**WORK ITEM**
The data must be returned in full and exactly as given.

INPUT MATERIAL below:

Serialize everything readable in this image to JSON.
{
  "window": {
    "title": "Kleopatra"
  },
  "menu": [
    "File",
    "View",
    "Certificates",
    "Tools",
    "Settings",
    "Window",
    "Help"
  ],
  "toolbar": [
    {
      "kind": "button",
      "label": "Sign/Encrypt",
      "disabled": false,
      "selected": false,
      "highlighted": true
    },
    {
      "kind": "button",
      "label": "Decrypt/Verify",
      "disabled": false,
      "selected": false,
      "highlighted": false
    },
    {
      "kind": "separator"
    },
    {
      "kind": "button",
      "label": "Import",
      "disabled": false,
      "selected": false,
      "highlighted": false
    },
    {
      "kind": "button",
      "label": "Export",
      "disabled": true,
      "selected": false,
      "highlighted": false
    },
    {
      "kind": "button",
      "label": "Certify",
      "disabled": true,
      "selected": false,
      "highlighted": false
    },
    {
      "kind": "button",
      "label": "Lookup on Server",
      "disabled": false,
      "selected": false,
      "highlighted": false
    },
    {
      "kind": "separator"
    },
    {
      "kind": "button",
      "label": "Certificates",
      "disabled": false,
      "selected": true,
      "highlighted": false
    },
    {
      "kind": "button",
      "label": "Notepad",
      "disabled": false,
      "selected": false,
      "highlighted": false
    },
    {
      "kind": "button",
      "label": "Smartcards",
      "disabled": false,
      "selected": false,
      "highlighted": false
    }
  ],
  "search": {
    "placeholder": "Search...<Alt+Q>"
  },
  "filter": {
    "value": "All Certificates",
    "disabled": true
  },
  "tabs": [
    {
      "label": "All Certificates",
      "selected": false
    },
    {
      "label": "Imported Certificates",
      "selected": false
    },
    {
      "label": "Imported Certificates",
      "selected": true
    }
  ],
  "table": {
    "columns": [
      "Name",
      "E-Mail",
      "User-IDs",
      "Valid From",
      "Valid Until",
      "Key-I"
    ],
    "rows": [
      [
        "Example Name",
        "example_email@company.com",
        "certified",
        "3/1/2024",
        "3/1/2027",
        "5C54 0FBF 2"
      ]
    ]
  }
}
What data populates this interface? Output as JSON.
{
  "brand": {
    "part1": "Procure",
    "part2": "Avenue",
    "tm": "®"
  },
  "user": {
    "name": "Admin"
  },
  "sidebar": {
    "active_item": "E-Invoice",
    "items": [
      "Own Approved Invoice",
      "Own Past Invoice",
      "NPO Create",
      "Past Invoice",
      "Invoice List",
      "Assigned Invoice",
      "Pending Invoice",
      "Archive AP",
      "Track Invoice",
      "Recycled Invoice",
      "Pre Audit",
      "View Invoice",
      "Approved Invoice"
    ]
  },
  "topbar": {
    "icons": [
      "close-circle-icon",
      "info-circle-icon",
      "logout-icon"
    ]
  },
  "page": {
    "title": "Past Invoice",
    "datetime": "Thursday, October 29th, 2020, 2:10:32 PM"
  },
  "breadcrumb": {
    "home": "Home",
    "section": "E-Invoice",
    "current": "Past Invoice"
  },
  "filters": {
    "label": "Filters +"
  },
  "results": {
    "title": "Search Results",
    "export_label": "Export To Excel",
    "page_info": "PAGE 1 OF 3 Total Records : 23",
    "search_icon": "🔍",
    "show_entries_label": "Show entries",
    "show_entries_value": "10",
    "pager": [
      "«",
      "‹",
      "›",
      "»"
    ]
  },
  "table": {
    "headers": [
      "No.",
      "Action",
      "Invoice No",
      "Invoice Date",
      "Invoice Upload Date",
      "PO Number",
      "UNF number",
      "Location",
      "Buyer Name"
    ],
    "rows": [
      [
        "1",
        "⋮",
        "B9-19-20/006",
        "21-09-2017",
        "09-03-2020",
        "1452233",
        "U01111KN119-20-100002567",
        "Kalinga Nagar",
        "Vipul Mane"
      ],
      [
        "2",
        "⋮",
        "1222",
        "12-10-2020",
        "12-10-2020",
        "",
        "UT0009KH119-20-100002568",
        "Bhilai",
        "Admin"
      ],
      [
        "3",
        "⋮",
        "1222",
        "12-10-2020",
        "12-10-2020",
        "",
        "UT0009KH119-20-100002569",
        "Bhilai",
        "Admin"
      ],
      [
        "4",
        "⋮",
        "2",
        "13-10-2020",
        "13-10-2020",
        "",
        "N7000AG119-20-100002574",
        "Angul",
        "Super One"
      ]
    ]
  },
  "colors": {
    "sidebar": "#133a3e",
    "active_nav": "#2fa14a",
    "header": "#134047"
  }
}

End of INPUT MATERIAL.

**COMPLETED TASK**
Serialize everything readable in this image to JSON.
{
  "window": {
    "title": "Kleopatra"
  },
  "menu": [
    "File",
    "View",
    "Certificates",
    "Tools",
    "Settings",
    "Window",
    "Help"
  ],
  "toolbar": [
    {
      "kind": "button",
      "label": "Sign/Encrypt",
      "disabled": false,
      "selected": false,
      "highlighted": true
    },
    {
      "kind": "button",
      "label": "Decrypt/Verify",
      "disabled": false,
      "selected": false,
      "highlighted": false
    },
    {
      "kind": "separator"
    },
    {
      "kind": "button",
      "label": "Import",
      "disabled": false,
      "selected": false,
      "highlighted": false
    },
    {
      "kind": "button",
      "label": "Export",
      "disabled": true,
      "selected": false,
      "highlighted": false
    },
    {
      "kind": "button",
      "label": "Certify",
      "disabled": true,
      "selected": false,
      "highlighted": false
    },
    {
      "kind": "button",
      "label": "Lookup on Server",
      "disabled": false,
      "selected": false,
      "highlighted": false
    },
    {
      "kind": "separator"
    },
    {
      "kind": "button",
      "label": "Certificates",
      "disabled": false,
      "selected": true,
      "highlighted": false
    },
    {
      "kind": "button",
      "label": "Notepad",
      "disabled": false,
      "selected": false,
      "highlighted": false
    },
    {
      "kind": "button",
      "label": "Smartcards",
      "disabled": false,
      "selected": false,
      "highlighted": false
    }
  ],
  "search": {
    "placeholder": "Search...<Alt+Q>"
  },
  "filter": {
    "value": "All Certificates",
    "disabled": true
  },
  "tabs": [
    {
      "label": "All Certificates",
      "selected": false
    },
    {
      "label": "Imported Certificates",
      "selected": false
    },
    {
      "label": "Imported Certificates",
      "selected": true
    }
  ],
  "table": {
    "columns": [
      "Name",
      "E-Mail",
      "User-IDs",
      "Valid From",
      "Valid Until",
      "Key-I"
    ],
    "rows": [
      [
        "Example Name",
        "example_email@company.com",
        "certified",
        "3/1/2024",
        "3/1/2027",
        "5C54 0FBF 2"
      ]
    ]
  }
}
What data populates this interface? Output as JSON.
{
  "brand": {
    "part1": "Procure",
    "part2": "Avenue",
    "tm": "®"
  },
  "user": {
    "name": "Admin"
  },
  "sidebar": {
    "active_item": "E-Invoice",
    "items": [
      "Own Approved Invoice",
      "Own Past Invoice",
      "NPO Create",
      "Past Invoice",
      "Invoice List",
      "Assigned Invoice",
      "Pending Invoice",
      "Archive AP",
      "Track Invoice",
      "Recycled Invoice",
      "Pre Audit",
      "View Invoice",
      "Approved Invoice"
    ]
  },
  "topbar": {
    "icons": [
      "close-circle-icon",
      "info-circle-icon",
      "logout-icon"
    ]
  },
  "page": {
    "title": "Past Invoice",
    "datetime": "Thursday, October 29th, 2020, 2:10:32 PM"
  },
  "breadcrumb": {
    "home": "Home",
    "section": "E-Invoice",
    "current": "Past Invoice"
  },
  "filters": {
    "label": "Filters +"
  },
  "results": {
    "title": "Search Results",
    "export_label": "Export To Excel",
    "page_info": "PAGE 1 OF 3 Total Records : 23",
    "search_icon": "🔍",
    "show_entries_label": "Show entries",
    "show_entries_value": "10",
    "pager": [
      "«",
      "‹",
      "›",
      "»"
    ]
  },
  "table": {
    "headers": [
      "No.",
      "Action",
      "Invoice No",
      "Invoice Date",
      "Invoice Upload Date",
      "PO Number",
      "UNF number",
      "Location",
      "Buyer Name"
    ],
    "rows": [
      [
        "1",
        "⋮",
        "B9-19-20/006",
        "21-09-2017",
        "09-03-2020",
        "1452233",
        "U01111KN119-20-100002567",
        "Kalinga Nagar",
        "Vipul Mane"
      ],
      [
        "2",
        "⋮",
        "1222",
        "12-10-2020",
        "12-10-2020",
        "",
        "UT0009KH119-20-100002568",
        "Bhilai",
        "Admin"
      ],
      [
        "3",
        "⋮",
        "1222",
        "12-10-2020",
        "12-10-2020",
        "",
        "UT0009KH119-20-100002569",
        "Bhilai",
        "Admin"
      ],
      [
        "4",
        "⋮",
        "2",
        "13-10-2020",
        "13-10-2020",
        "",
        "N7000AG119-20-100002574",
        "Angul",
        "Super One"
      ]
    ]
  },
  "colors": {
    "sidebar": "#133a3e",
    "active_nav": "#2fa14a",
    "header": "#134047"
  }
}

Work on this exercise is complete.